As a business owner, choosing to buy or lease a commercial property can be a difficult decision to make. There are many factors to consider and depending on the circumstances of your business – the difference between a right and wrong answer may not be clear.
Understanding the pros and cons of leasing a commercial property can help you weigh up the possibilities. By applying this information to your own personal scenario, you can decide what is best for your business.
When you lease a commercial property, you have the flexibility to adapt to changes in the business whether that be unexpected growth or increased demand.
If your business outgrows the potential of your existing property, simply relocate to a bigger and better one that facilities the growing needs of your business.
This freedom will also allow you to expand quicker, since you are not paying a huge deposit upfront every time you open up in new locations.
If you are planning on staying at your commercial property for less than 7 years, in most circumstances leasing is a cheaper option. However, keep in mind the total cost of maintaining and renting your commercial property depends on the terms of your leasing agreement.
In many arrangements, you will only be required to pay the monthly rent while the landlord pays the property taxes and maintenance costs. In other circumstances, you will be required to pay the monthly rate along with some of the building costs.
Leasing a commercial property is an excellent way to reduce your upfront costs.
Instead of making a large upfront deposit on a mortgage, use that extra money to invest in the growth of your business. So you can focus on the core business activities that enable your business to grow and be more profitable.
Cons of Commercial Leasing
When it comes to paying the rent, you have to keep in mind the annual evaluation of the Consumer Price Index (CPI) and its measure on inflation, which will ultimately influence the amount of rent you pay.
For this reason, your rent payments will increase over time and you will be expected to pay higher premiums with every lease renewal, unlike buying a property where mortgage payments are relatively consistent.
These fluctuations can negatively impact your budget and if you are looking to stay for more than 7 years, buying a commercial property could be a cheaper option in the long run.
Just like the fluctuation of rental rates, when leasing a commercial property your livelihood hangs in the balance of the decisions made by a third-party… your landlord.
This can lead to unexpected decisions that can affect your business.
For example, everything could be going swell for the business and then suddenly… your landlord decides to sell the property. In this situation, you are left with no option (and little time) to relocate to another property that is equally suitable for your business.
These kind of unexpected changes, if they happen at a particularly inconvenient or demanding time, can disrupt the business while costing you a lot of money in the process.
Unable to Build Equity
Commercial leasing essentially means you are helping to pay off the landlord’s mortgage as opposed to your own.
This means the business is not contributing to the value of its own asset, and is instead building equity on behalf of someone else.

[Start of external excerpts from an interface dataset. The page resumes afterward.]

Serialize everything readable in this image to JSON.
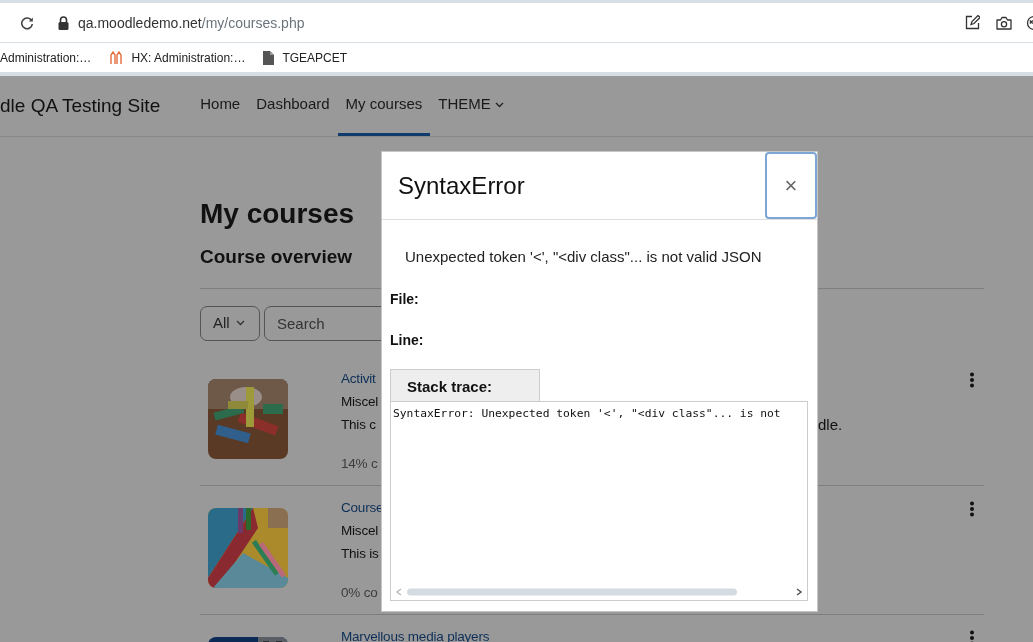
{
  "browser": {
    "url_host": "qa.moodledemo.net",
    "url_path": "/my/courses.php",
    "bookmarks": [
      {
        "label": "Administration:…"
      },
      {
        "label": "HX: Administration:…"
      },
      {
        "label": "TGEAPCET"
      }
    ]
  },
  "navbar": {
    "site_name": "dle QA Testing Site",
    "items": [
      {
        "label": "Home",
        "selected": false,
        "dropdown": false
      },
      {
        "label": "Dashboard",
        "selected": false,
        "dropdown": false
      },
      {
        "label": "My courses",
        "selected": true,
        "dropdown": false
      },
      {
        "label": "THEME",
        "selected": false,
        "dropdown": true
      }
    ]
  },
  "page": {
    "title": "My courses",
    "section": "Course overview",
    "filter": {
      "value": "All"
    },
    "search": {
      "placeholder": "Search"
    }
  },
  "courses": [
    {
      "name": "Activit",
      "category": "Miscel",
      "summary": "This c",
      "summary_tail": "dle.",
      "progress": "14% c"
    },
    {
      "name": "Course",
      "category": "Miscel",
      "summary": "This is",
      "progress": "0% co"
    },
    {
      "name": "Marvellous media players"
    }
  ],
  "modal": {
    "title": "SyntaxError",
    "close_label": "×",
    "message": "Unexpected token '<', \"<div class\"... is not valid JSON",
    "fields": [
      {
        "label": "File:"
      },
      {
        "label": "Line:"
      }
    ],
    "stack_label": "Stack trace:",
    "stack_text": "SyntaxError: Unexpected token '<', \"<div class\"... is not"
  }
}
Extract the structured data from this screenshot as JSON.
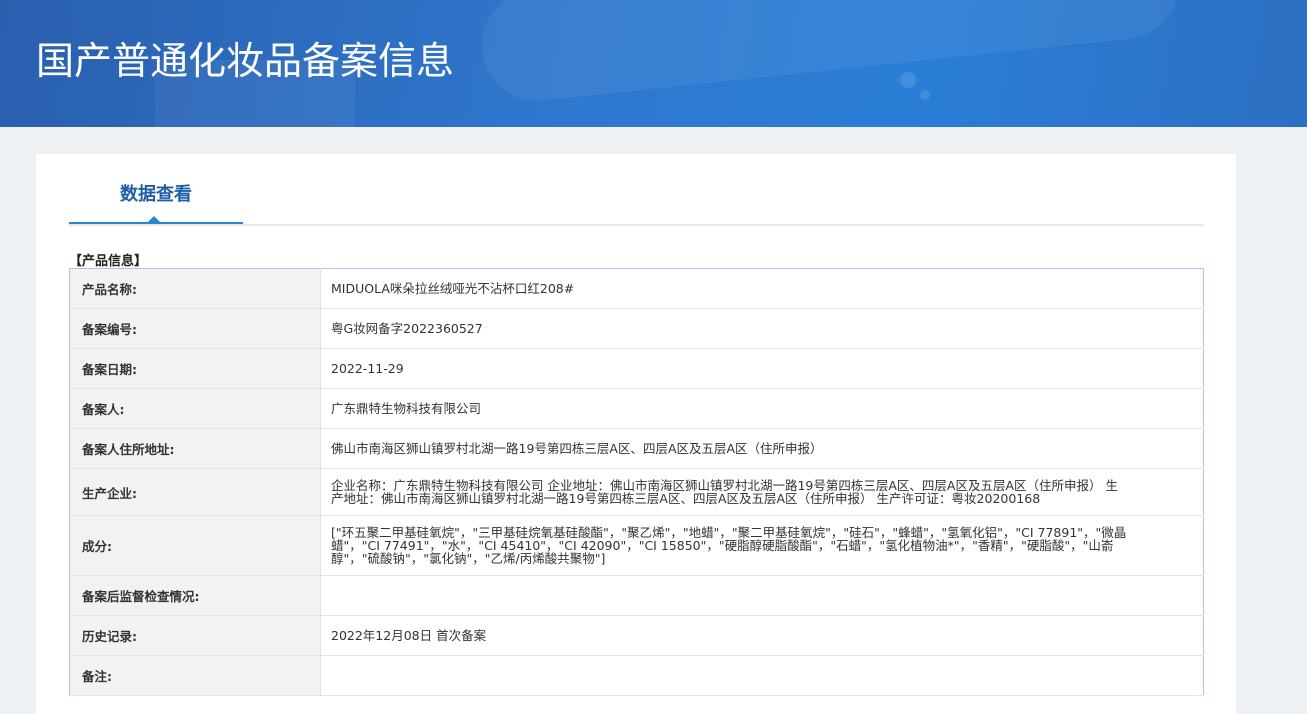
{
  "header": {
    "title": "国产普通化妆品备案信息"
  },
  "tab": {
    "label": "数据查看"
  },
  "section_title": "【产品信息】",
  "rows": [
    {
      "label": "产品名称:",
      "value": "MIDUOLA咪朵拉丝绒哑光不沾杯口红208#"
    },
    {
      "label": "备案编号:",
      "value": "粤G妆网备字2022360527"
    },
    {
      "label": "备案日期:",
      "value": "2022-11-29"
    },
    {
      "label": "备案人:",
      "value": "广东鼎特生物科技有限公司"
    },
    {
      "label": "备案人住所地址:",
      "value": "佛山市南海区狮山镇罗村北湖一路19号第四栋三层A区、四层A区及五层A区（住所申报）"
    },
    {
      "label": "生产企业:",
      "value": "企业名称：广东鼎特生物科技有限公司 企业地址：佛山市南海区狮山镇罗村北湖一路19号第四栋三层A区、四层A区及五层A区（住所申报） 生产地址：佛山市南海区狮山镇罗村北湖一路19号第四栋三层A区、四层A区及五层A区（住所申报） 生产许可证：粤妆20200168"
    },
    {
      "label": "成分:",
      "value": "[\"环五聚二甲基硅氧烷\"，\"三甲基硅烷氧基硅酸酯\"，\"聚乙烯\"，\"地蜡\"，\"聚二甲基硅氧烷\"，\"硅石\"，\"蜂蜡\"，\"氢氧化铝\"，\"CI 77891\"，\"微晶蜡\"，\"CI 77491\"，\"水\"，\"CI 45410\"，\"CI 42090\"，\"CI 15850\"，\"硬脂醇硬脂酸酯\"，\"石蜡\"，\"氢化植物油*\"，\"香精\"，\"硬脂酸\"，\"山嵛醇\"，\"硫酸钠\"，\"氯化钠\"，\"乙烯/丙烯酸共聚物\"]"
    },
    {
      "label": "备案后监督检查情况:",
      "value": ""
    },
    {
      "label": "历史记录:",
      "value": "2022年12月08日 首次备案"
    },
    {
      "label": "备注:",
      "value": ""
    }
  ]
}
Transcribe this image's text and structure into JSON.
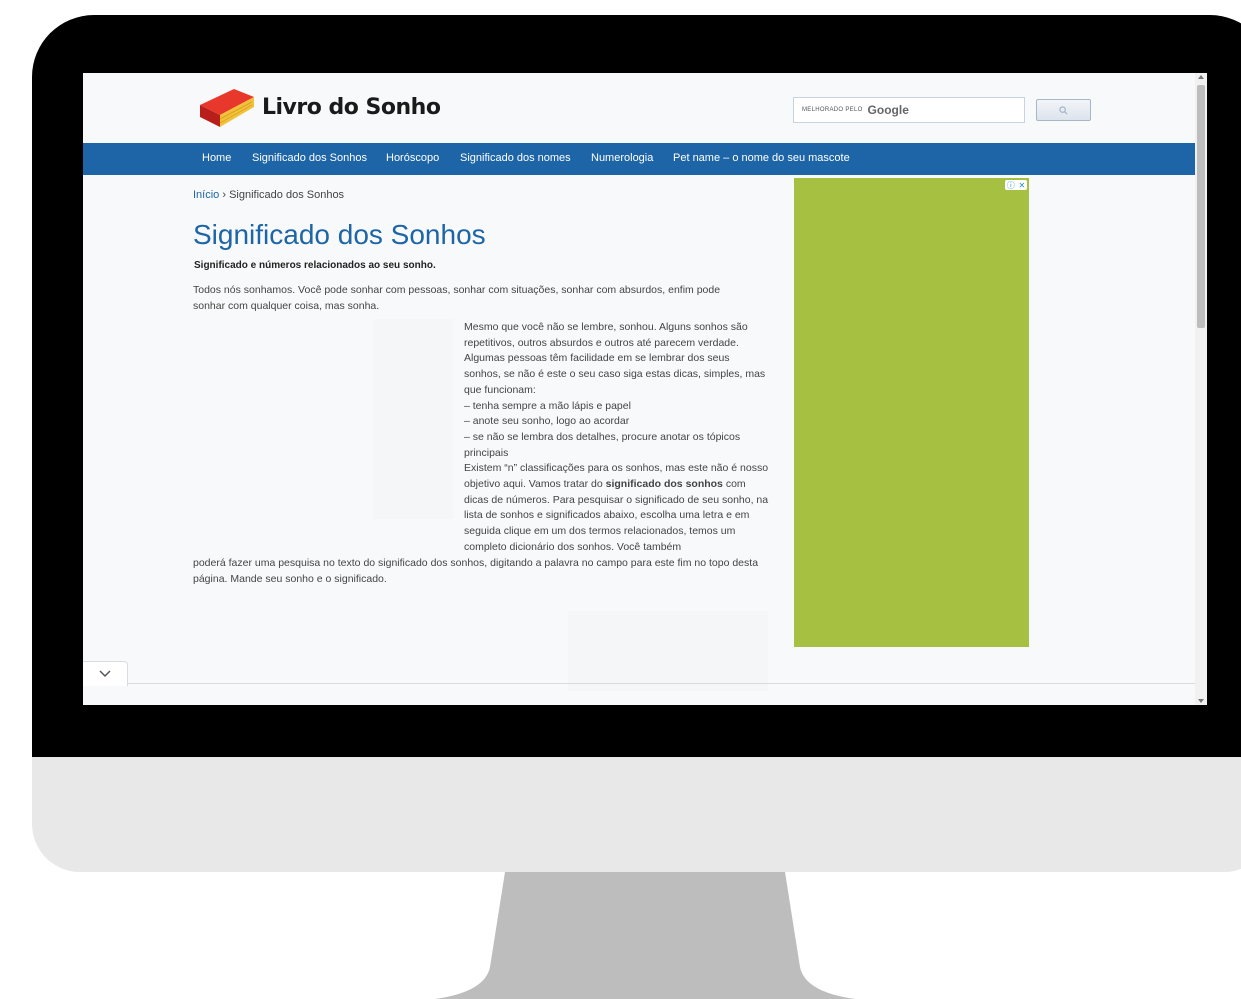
{
  "site": {
    "logo_text": "Livro do Sonho"
  },
  "search": {
    "powered_label": "MELHORADO PELO",
    "brand": "Google"
  },
  "nav": {
    "items": [
      "Home",
      "Significado dos Sonhos",
      "Horóscopo",
      "Significado dos nomes",
      "Numerologia",
      "Pet name – o nome do seu mascote"
    ]
  },
  "breadcrumb": {
    "home": "Início",
    "separator": "›",
    "current": "Significado dos Sonhos"
  },
  "main": {
    "title": "Significado dos Sonhos",
    "subtitle": "Significado e números relacionados ao seu sonho.",
    "intro": "Todos nós sonhamos. Você pode sonhar com pessoas, sonhar com situações, sonhar com absurdos, enfim pode sonhar com qualquer coisa, mas sonha.",
    "column": {
      "p1": "Mesmo que você não se lembre, sonhou. Alguns sonhos são repetitivos, outros absurdos e outros até parecem verdade. Algumas pessoas têm facilidade em se lembrar dos seus sonhos, se não é este o seu caso siga estas dicas, simples, mas que funcionam:",
      "tip1": "– tenha sempre a mão lápis e papel",
      "tip2": "– anote seu sonho, logo ao acordar",
      "tip3": "– se não se lembra dos detalhes, procure anotar os tópicos principais",
      "p2_before": "Existem “n” classificações para os sonhos, mas este não é nosso objetivo aqui. Vamos tratar do ",
      "p2_bold": "significado dos sonhos",
      "p2_after": " com dicas de números. Para pesquisar o significado de seu sonho, na lista de sonhos e significados abaixo, escolha uma letra e em seguida clique em um dos termos relacionados, temos um completo dicionário dos sonhos. Você também"
    },
    "tail": "poderá fazer uma pesquisa no texto do significado dos sonhos, digitando a palavra no campo para este fim no topo desta página. Mande seu sonho e o significado."
  },
  "ad": {
    "color": "#a6c142",
    "info_icon": "ⓘ",
    "close_icon": "✕"
  },
  "colors": {
    "brand_blue": "#1d65a6",
    "nav_text": "#ffffff"
  }
}
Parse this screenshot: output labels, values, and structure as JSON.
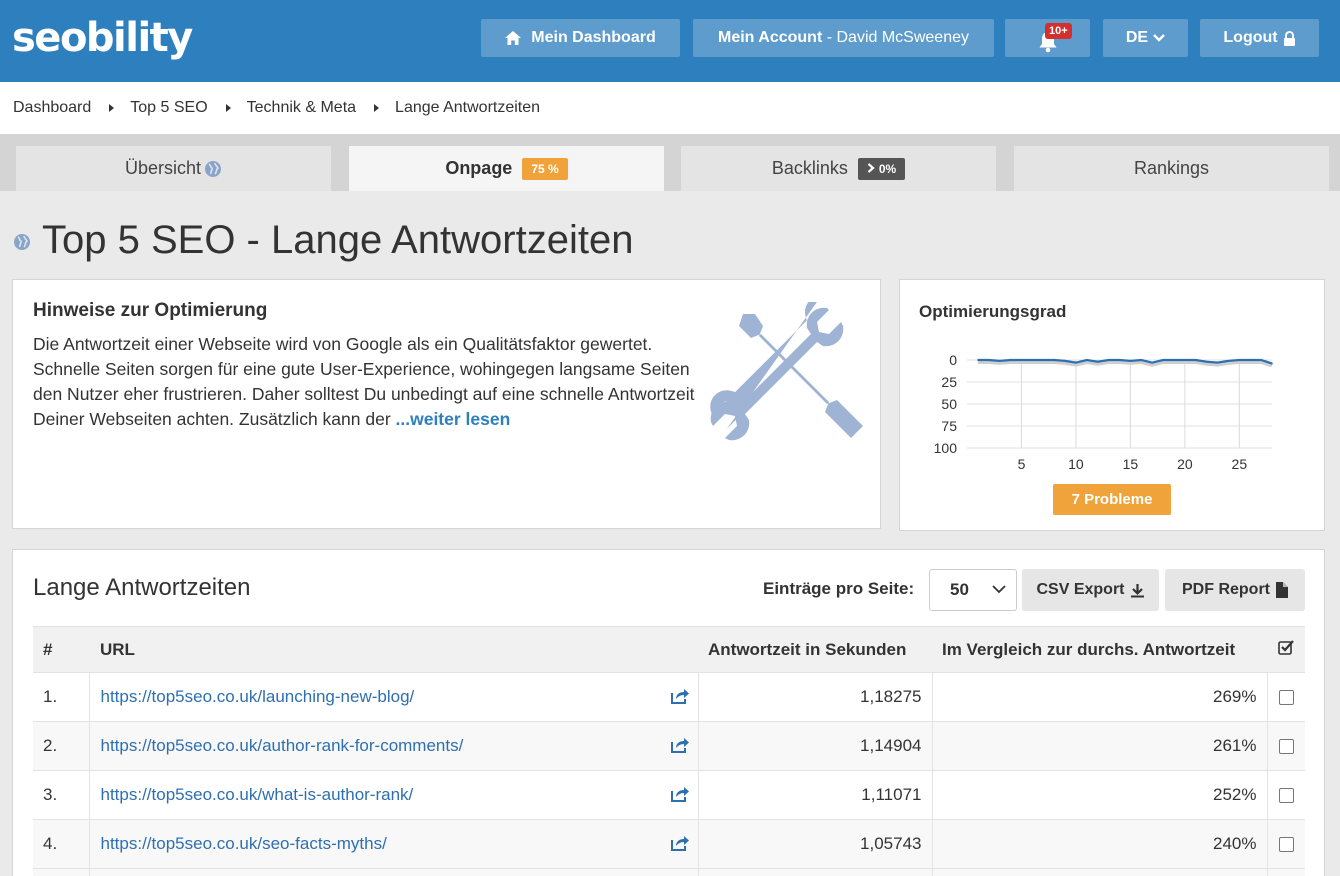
{
  "header": {
    "logo": "seobility",
    "dashboard_label": "Mein Dashboard",
    "account_label": "Mein Account",
    "account_sep": " - ",
    "account_user": "David McSweeney",
    "notif_badge": "10+",
    "lang_label": "DE",
    "logout_label": "Logout"
  },
  "breadcrumb": [
    "Dashboard",
    "Top 5 SEO",
    "Technik & Meta",
    "Lange Antwortzeiten"
  ],
  "tabs": [
    {
      "label": "Übersicht"
    },
    {
      "label": "Onpage",
      "pill": "75 %"
    },
    {
      "label": "Backlinks",
      "pill": "0%"
    },
    {
      "label": "Rankings"
    }
  ],
  "page_title": "Top 5 SEO - Lange Antwortzeiten",
  "hints": {
    "title": "Hinweise zur Optimierung",
    "text": "Die Antwortzeit einer Webseite wird von Google als ein Qualitätsfaktor gewertet. Schnelle Seiten sorgen für eine gute User-Experience, wohingegen langsame Seiten den Nutzer eher frustrieren. Daher solltest Du unbedingt auf eine schnelle Antwortzeit Deiner Webseiten achten. Zusätzlich kann der ",
    "more_link": "...weiter lesen"
  },
  "optimization": {
    "title": "Optimierungsgrad",
    "problems_label": "7 Probleme"
  },
  "chart_data": {
    "type": "line",
    "x": [
      1,
      2,
      3,
      4,
      5,
      6,
      7,
      8,
      9,
      10,
      11,
      12,
      13,
      14,
      15,
      16,
      17,
      18,
      19,
      20,
      21,
      22,
      23,
      24,
      25,
      26,
      27,
      28
    ],
    "values": [
      0,
      0,
      1,
      0,
      0,
      0,
      0,
      0,
      1,
      3,
      0,
      2,
      0,
      0,
      1,
      0,
      3,
      0,
      0,
      0,
      0,
      2,
      3,
      1,
      0,
      0,
      0,
      4
    ],
    "ylim": [
      0,
      100
    ],
    "y_inverted": true,
    "yticks": [
      "0",
      "25",
      "50",
      "75",
      "100"
    ],
    "xticks": [
      "5",
      "10",
      "15",
      "20",
      "25"
    ],
    "colors": {
      "line": "#2e6fb0"
    }
  },
  "table": {
    "title": "Lange Antwortzeiten",
    "per_page_label": "Einträge pro Seite:",
    "per_page_value": "50",
    "csv_label": "CSV Export",
    "pdf_label": "PDF Report",
    "columns": [
      "#",
      "URL",
      "Antwortzeit in Sekunden",
      "Im Vergleich zur durchs. Antwortzeit"
    ],
    "rows": [
      {
        "num": "1.",
        "url": "https://top5seo.co.uk/launching-new-blog/",
        "seconds": "1,18275",
        "pct": "269%"
      },
      {
        "num": "2.",
        "url": "https://top5seo.co.uk/author-rank-for-comments/",
        "seconds": "1,14904",
        "pct": "261%"
      },
      {
        "num": "3.",
        "url": "https://top5seo.co.uk/what-is-author-rank/",
        "seconds": "1,11071",
        "pct": "252%"
      },
      {
        "num": "4.",
        "url": "https://top5seo.co.uk/seo-facts-myths/",
        "seconds": "1,05743",
        "pct": "240%"
      }
    ]
  },
  "colors": {
    "brand": "#2e7fbd",
    "accent": "#f0a33a"
  }
}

Regardless of how much rent you might pay on an annual basis, your contribution is doing a lot to pay off a property you cannot sell later on.
Article provided by Digital360